Legal experts from across the Gulf region, which runs from Angola in the south to Senegal in the west, participated in Obangame Express, which provided participants with training in forensic techniques for managing crime scenes.

“They are the first person at sea that will take action during an investigation,” Interpol Regional Maritime Security Directorate Criminal Intelligence Officer Ludovic Payet said in a statement. “If they do not use personal protective gear, they could contaminate the crime scene. We teach them the basics so we can have a strong police case.”

On the final day of instruction, participants boarded Ghana Navy ships and small boats to apply all that they had learned, including boarding techniques and small boat helmsmanship. The militaries worked together, sometimes communicating with hand signals where they had a language barrier.
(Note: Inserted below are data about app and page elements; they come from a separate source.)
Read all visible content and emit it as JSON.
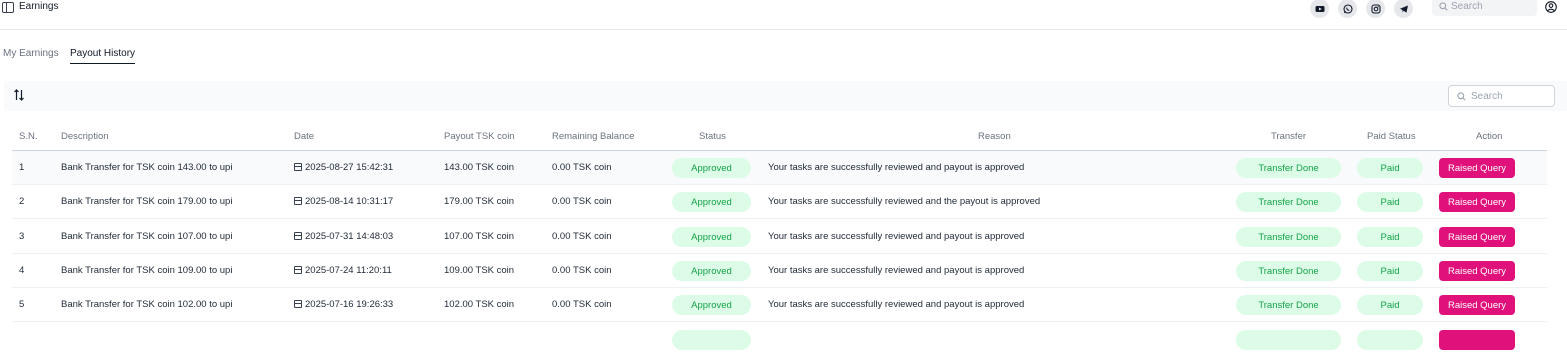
{
  "header": {
    "title": "Earnings",
    "social_icons": [
      "youtube-icon",
      "whatsapp-icon",
      "instagram-icon",
      "telegram-icon"
    ],
    "search_placeholder": "Search"
  },
  "tabs": [
    {
      "label": "My Earnings",
      "active": false
    },
    {
      "label": "Payout History",
      "active": true
    }
  ],
  "toolbar": {
    "search_placeholder": "Search"
  },
  "table": {
    "columns": [
      "S.N.",
      "Description",
      "Date",
      "Payout TSK coin",
      "Remaining Balance",
      "Status",
      "Reason",
      "Transfer",
      "Paid Status",
      "Action"
    ],
    "rows": [
      {
        "sn": "1",
        "description": "Bank Transfer for TSK coin 143.00 to upi",
        "date": "2025-08-27 15:42:31",
        "payout": "143.00 TSK coin",
        "balance": "0.00 TSK coin",
        "status": "Approved",
        "reason": "Your tasks are successfully reviewed and payout is approved",
        "transfer": "Transfer Done",
        "paid": "Paid",
        "action": "Raised Query"
      },
      {
        "sn": "2",
        "description": "Bank Transfer for TSK coin 179.00 to upi",
        "date": "2025-08-14 10:31:17",
        "payout": "179.00 TSK coin",
        "balance": "0.00 TSK coin",
        "status": "Approved",
        "reason": "Your tasks are successfully reviewed and the payout is approved",
        "transfer": "Transfer Done",
        "paid": "Paid",
        "action": "Raised Query"
      },
      {
        "sn": "3",
        "description": "Bank Transfer for TSK coin 107.00 to upi",
        "date": "2025-07-31 14:48:03",
        "payout": "107.00 TSK coin",
        "balance": "0.00 TSK coin",
        "status": "Approved",
        "reason": "Your tasks are successfully reviewed and payout is approved",
        "transfer": "Transfer Done",
        "paid": "Paid",
        "action": "Raised Query"
      },
      {
        "sn": "4",
        "description": "Bank Transfer for TSK coin 109.00 to upi",
        "date": "2025-07-24 11:20:11",
        "payout": "109.00 TSK coin",
        "balance": "0.00 TSK coin",
        "status": "Approved",
        "reason": "Your tasks are successfully reviewed and payout is approved",
        "transfer": "Transfer Done",
        "paid": "Paid",
        "action": "Raised Query"
      },
      {
        "sn": "5",
        "description": "Bank Transfer for TSK coin 102.00 to upi",
        "date": "2025-07-16 19:26:33",
        "payout": "102.00 TSK coin",
        "balance": "0.00 TSK coin",
        "status": "Approved",
        "reason": "Your tasks are successfully reviewed and payout is approved",
        "transfer": "Transfer Done",
        "paid": "Paid",
        "action": "Raised Query"
      }
    ]
  },
  "colors": {
    "accent": "#e0117a",
    "success_bg": "#dcfce7",
    "success_text": "#16a34a"
  }
}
Sall said in a statement that the lessons learned throughout the Obangame Express will prove valuable in daily operations, especially as countries develop more avenues of cooperation.

“We must continue to find common ground in this area and continue to improve our procedures not only within individual nations, but across national and zonal boundaries as well,” Sall said. “These maritime threats are not relegated to only one nation. So, by working together on maritime prosecution, we ensure that the perpetrators of illegal activities have no safe place to hide in [Gulf of Guinea] waters.”

Written by Africa Defense Forum and republished with permission. The original article can be found here.